Since 1978, the Gene Franchini High School Mock Trial Program has helped New Mexico teens gain an understanding of the legal system by providing opportunities for school teams to participate in academic competitions where players assume attorney and witness roles in a court case. Coaches help students develop questioning, critical thinking and oral advocacy skills. Mock Trial helps students to improve proficiency in such basic skills as listening, speaking, reading, and reasoning, and it fosters cooperation among diverse groups of young people.
Teams are made up of three witnesses and three attorneys (you may have as many as eight students on a team, but only six may compete in any given round) on each side (prosecution/plaintiff and defense) of the case. Working with their mentors, the students use a problem provided by CCV—a statement of the facts, witness depositions, legal authorities and rules—to prepare opening statements, direct and cross-examinations and closing arguments. The cases are presented before judges and panels of “jurors,” where the teams are judged on their demonstrated knowledge and presentation skills, rather than on the legal merits of the issue at hand.
Mock trial has proven to be an effective and popular part of a comprehensive, law-focused program designed to provide young people with an operational understanding of the law, legal issues and the judicial process. Part of the appeal of a mock trial is the fun involved in preparing for, and participating in, a trial. Mock trials are exciting, but more importantly, they provide invaluable learning experiences.
Participation in, and analysis of, mock trials provides young people with an insider's perspective from which to learn about courtroom procedures. Mock trial helps students gain a basic understanding of the legal mechanism through which society chooses to resolve many of its disputes.
Mock trial also provides an opportunity to incorporate field experiences and community resource persons into the educational process. Visits to local courts will make the activity a more meaningful learning experience. Inviting judges, attorneys, and other members of the community to take part in the program helps to bridge the gap between the simulated activity and reality and also allows these individuals to share their knowledge and experience with young people.

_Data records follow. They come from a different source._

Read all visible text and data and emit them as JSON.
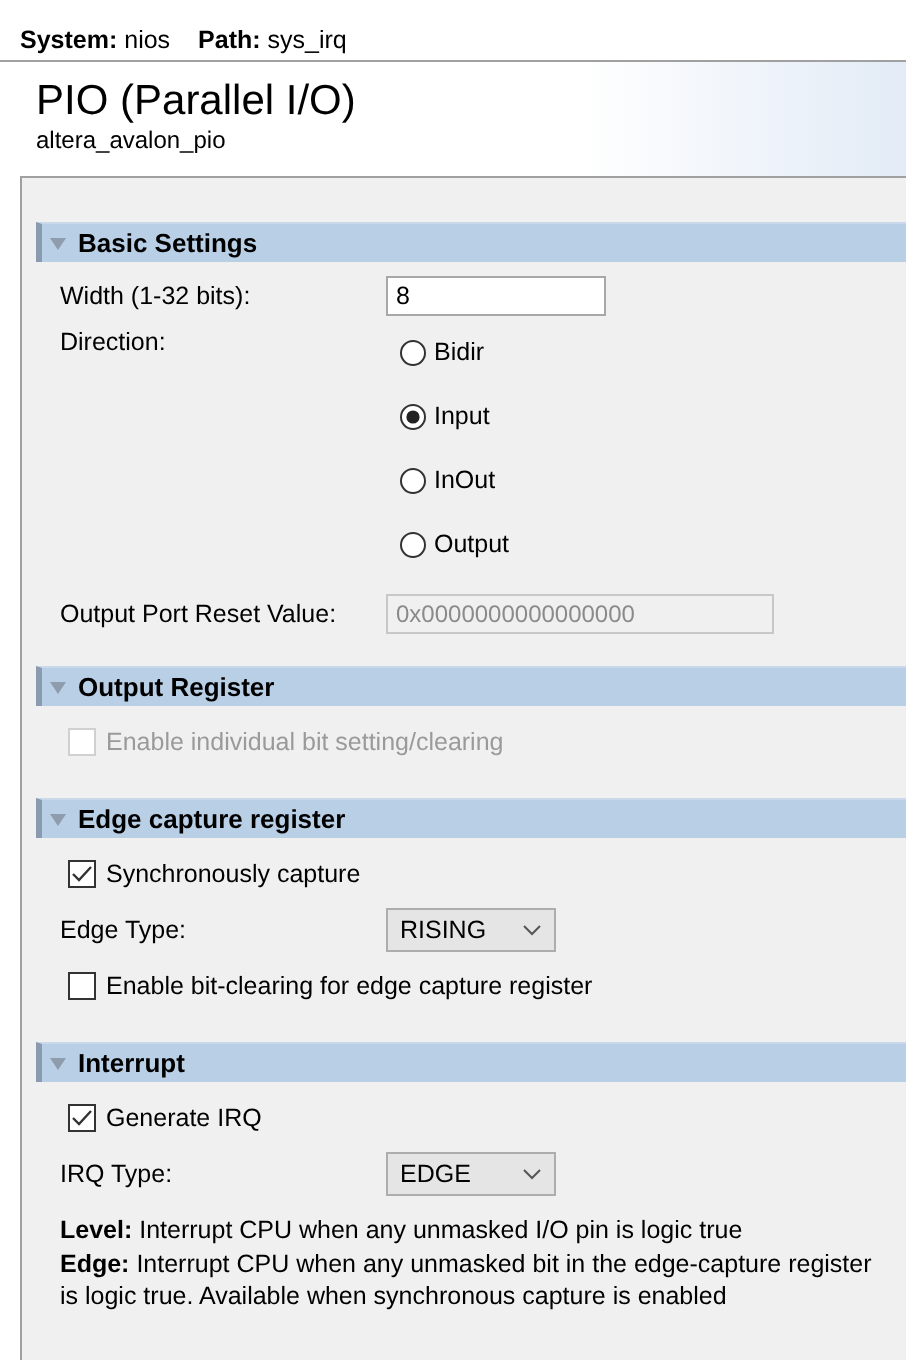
{
  "breadcrumb": [
    {
      "label": "System:",
      "value": "nios"
    },
    {
      "label": "Path:",
      "value": "sys_irq"
    }
  ],
  "component": {
    "title": "PIO (Parallel I/O)",
    "subtitle": "altera_avalon_pio"
  },
  "sections": [
    {
      "title": "Basic Settings",
      "expanded": true,
      "items": [
        {
          "kind": "text",
          "label": "Width (1-32 bits):",
          "value": "8",
          "disabled": false
        },
        {
          "kind": "radio",
          "label": "Direction:",
          "options": [
            {
              "label": "Bidir",
              "selected": false
            },
            {
              "label": "Input",
              "selected": true
            },
            {
              "label": "InOut",
              "selected": false
            },
            {
              "label": "Output",
              "selected": false
            }
          ]
        },
        {
          "kind": "text",
          "label": "Output Port Reset Value:",
          "value": "0x0000000000000000",
          "disabled": true
        }
      ]
    },
    {
      "title": "Output Register",
      "expanded": true,
      "items": [
        {
          "kind": "checkbox",
          "label": "Enable individual bit setting/clearing",
          "checked": false,
          "disabled": true
        }
      ]
    },
    {
      "title": "Edge capture register",
      "expanded": true,
      "items": [
        {
          "kind": "checkbox",
          "label": "Synchronously capture",
          "checked": true,
          "disabled": false
        },
        {
          "kind": "select",
          "label": "Edge Type:",
          "value": "RISING"
        },
        {
          "kind": "checkbox",
          "label": "Enable bit-clearing for edge capture register",
          "checked": false,
          "disabled": false
        }
      ]
    },
    {
      "title": "Interrupt",
      "expanded": true,
      "items": [
        {
          "kind": "checkbox",
          "label": "Generate IRQ",
          "checked": true,
          "disabled": false
        },
        {
          "kind": "select",
          "label": "IRQ Type:",
          "value": "EDGE"
        },
        {
          "kind": "note",
          "lines": [
            "**Level:** Interrupt CPU when any unmasked I/O pin is logic true",
            "**Edge:** Interrupt CPU when any unmasked bit in the edge-capture register is logic true. Available when synchronous capture is enabled"
          ]
        }
      ]
    }
  ]
}
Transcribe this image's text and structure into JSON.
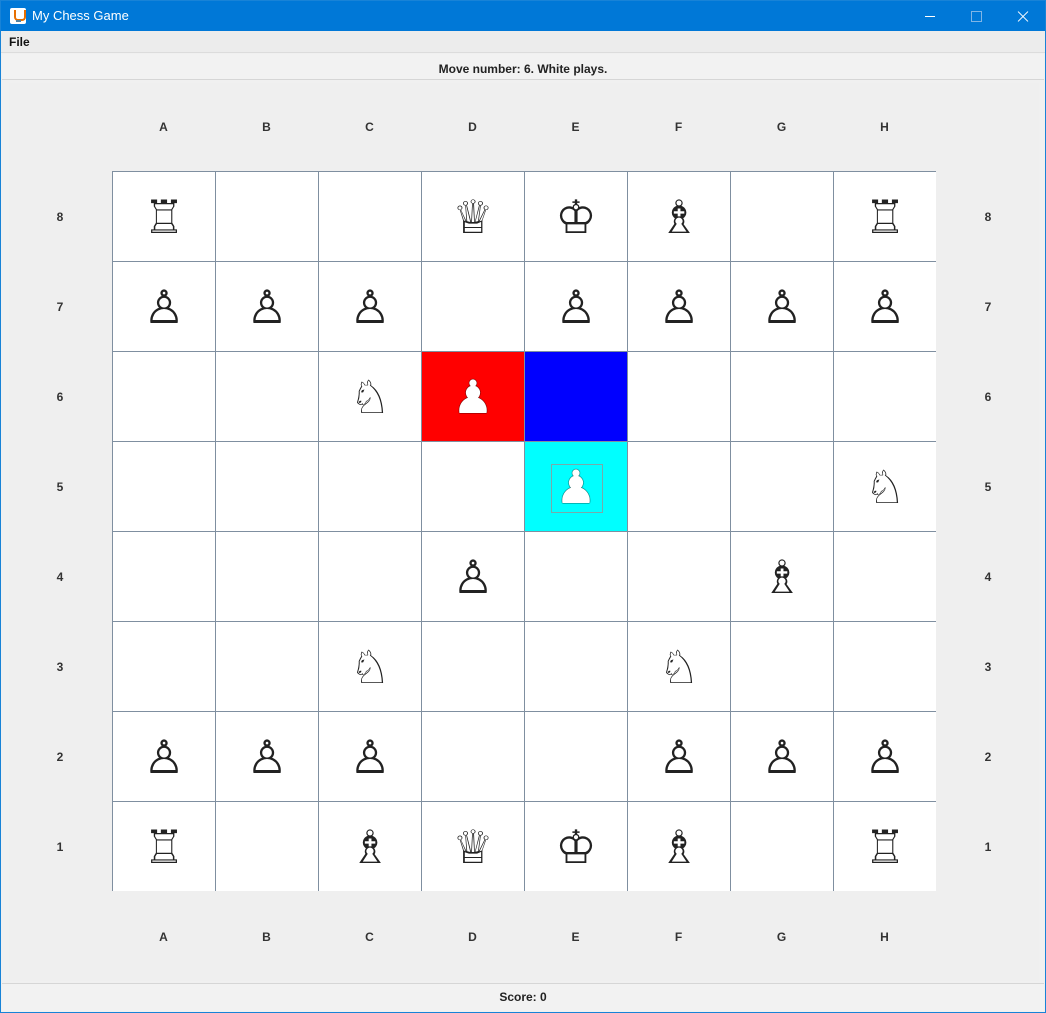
{
  "window": {
    "title": "My Chess Game"
  },
  "menu": {
    "file": "File"
  },
  "status": {
    "move": "Move number: 6. White plays.",
    "score": "Score: 0"
  },
  "board": {
    "columns": [
      "A",
      "B",
      "C",
      "D",
      "E",
      "F",
      "G",
      "H"
    ],
    "rows": [
      "8",
      "7",
      "6",
      "5",
      "4",
      "3",
      "2",
      "1"
    ],
    "highlight_colors": {
      "selected": "#ff0000",
      "target": "#0000ff",
      "threatened": "#00ffff"
    },
    "squares": [
      {
        "sq": "A8",
        "piece": "rook",
        "glyph": "♖"
      },
      {
        "sq": "D8",
        "piece": "queen",
        "glyph": "♕"
      },
      {
        "sq": "E8",
        "piece": "king",
        "glyph": "♔"
      },
      {
        "sq": "F8",
        "piece": "bishop",
        "glyph": "♗"
      },
      {
        "sq": "H8",
        "piece": "rook",
        "glyph": "♖"
      },
      {
        "sq": "A7",
        "piece": "pawn",
        "glyph": "♙"
      },
      {
        "sq": "B7",
        "piece": "pawn",
        "glyph": "♙"
      },
      {
        "sq": "C7",
        "piece": "pawn",
        "glyph": "♙"
      },
      {
        "sq": "E7",
        "piece": "pawn",
        "glyph": "♙"
      },
      {
        "sq": "F7",
        "piece": "pawn",
        "glyph": "♙"
      },
      {
        "sq": "G7",
        "piece": "pawn",
        "glyph": "♙"
      },
      {
        "sq": "H7",
        "piece": "pawn",
        "glyph": "♙"
      },
      {
        "sq": "C6",
        "piece": "knight",
        "glyph": "♘"
      },
      {
        "sq": "D6",
        "piece": "pawn",
        "glyph": "♟",
        "highlight": "selected"
      },
      {
        "sq": "E6",
        "piece": "",
        "glyph": "",
        "highlight": "target"
      },
      {
        "sq": "E5",
        "piece": "pawn",
        "glyph": "♟",
        "highlight": "threatened"
      },
      {
        "sq": "H5",
        "piece": "knight",
        "glyph": "♘"
      },
      {
        "sq": "D4",
        "piece": "pawn",
        "glyph": "♙"
      },
      {
        "sq": "G4",
        "piece": "bishop",
        "glyph": "♗"
      },
      {
        "sq": "C3",
        "piece": "knight",
        "glyph": "♘"
      },
      {
        "sq": "F3",
        "piece": "knight",
        "glyph": "♘"
      },
      {
        "sq": "A2",
        "piece": "pawn",
        "glyph": "♙"
      },
      {
        "sq": "B2",
        "piece": "pawn",
        "glyph": "♙"
      },
      {
        "sq": "C2",
        "piece": "pawn",
        "glyph": "♙"
      },
      {
        "sq": "F2",
        "piece": "pawn",
        "glyph": "♙"
      },
      {
        "sq": "G2",
        "piece": "pawn",
        "glyph": "♙"
      },
      {
        "sq": "H2",
        "piece": "pawn",
        "glyph": "♙"
      },
      {
        "sq": "A1",
        "piece": "rook",
        "glyph": "♖"
      },
      {
        "sq": "C1",
        "piece": "bishop",
        "glyph": "♗"
      },
      {
        "sq": "D1",
        "piece": "queen",
        "glyph": "♕"
      },
      {
        "sq": "E1",
        "piece": "king",
        "glyph": "♔"
      },
      {
        "sq": "F1",
        "piece": "bishop",
        "glyph": "♗"
      },
      {
        "sq": "H1",
        "piece": "rook",
        "glyph": "♖"
      }
    ]
  }
}
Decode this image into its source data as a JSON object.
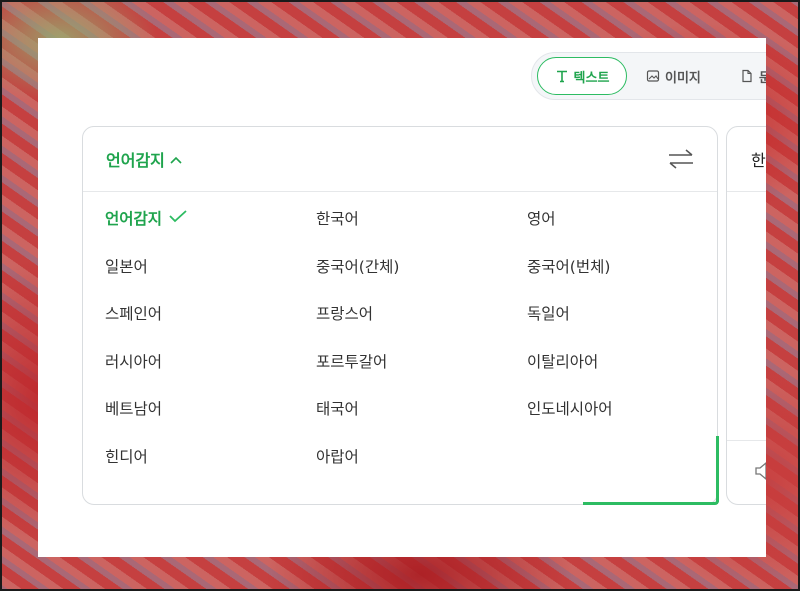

Finally, mock trial gives participants practical knowledge about the courts and trials which can be invaluable should they ever be jurors or witnesses in a real trial or principals in a legal action.
(Taken in part from Update on Law-Related Education, Winter, 1978. Update is an American Bar Association publication.)
Education of young people is the primary goal of the mock trial program. Healthy competition helps to achieve this goal. However, teacher coaches are reminded of their responsibility to keep the competitive spirit at a reasonable level. The reality of the adversary system is that one party wins and the other loses, and coaches should be sure to prepare their team members to be ready to accept either outcome in a mature manner. Coaches can help prepare students for either outcome by placing the highest value on excellent preparation and presentation, rather than winning or losing the case.
In addition to students who participate as lawyers, witnesses and timekeepers there is now a courtroom artist AND a courtroom journalist contest. The Courtroom Artist and Courtroom Journalist Contests are open to high school students, to allow artistically talented students the opportunity to participate in the mock trial program. Artists observe trials and submit sketches that depict actual courtroom scenes. Participants can be part of a team or enter on their own. The top 8 finishers from the qualifier contests will be invited to participate in the state mock trial competition.
Don't let young people you know miss out on this great educational opportunity. Registration begins September 1.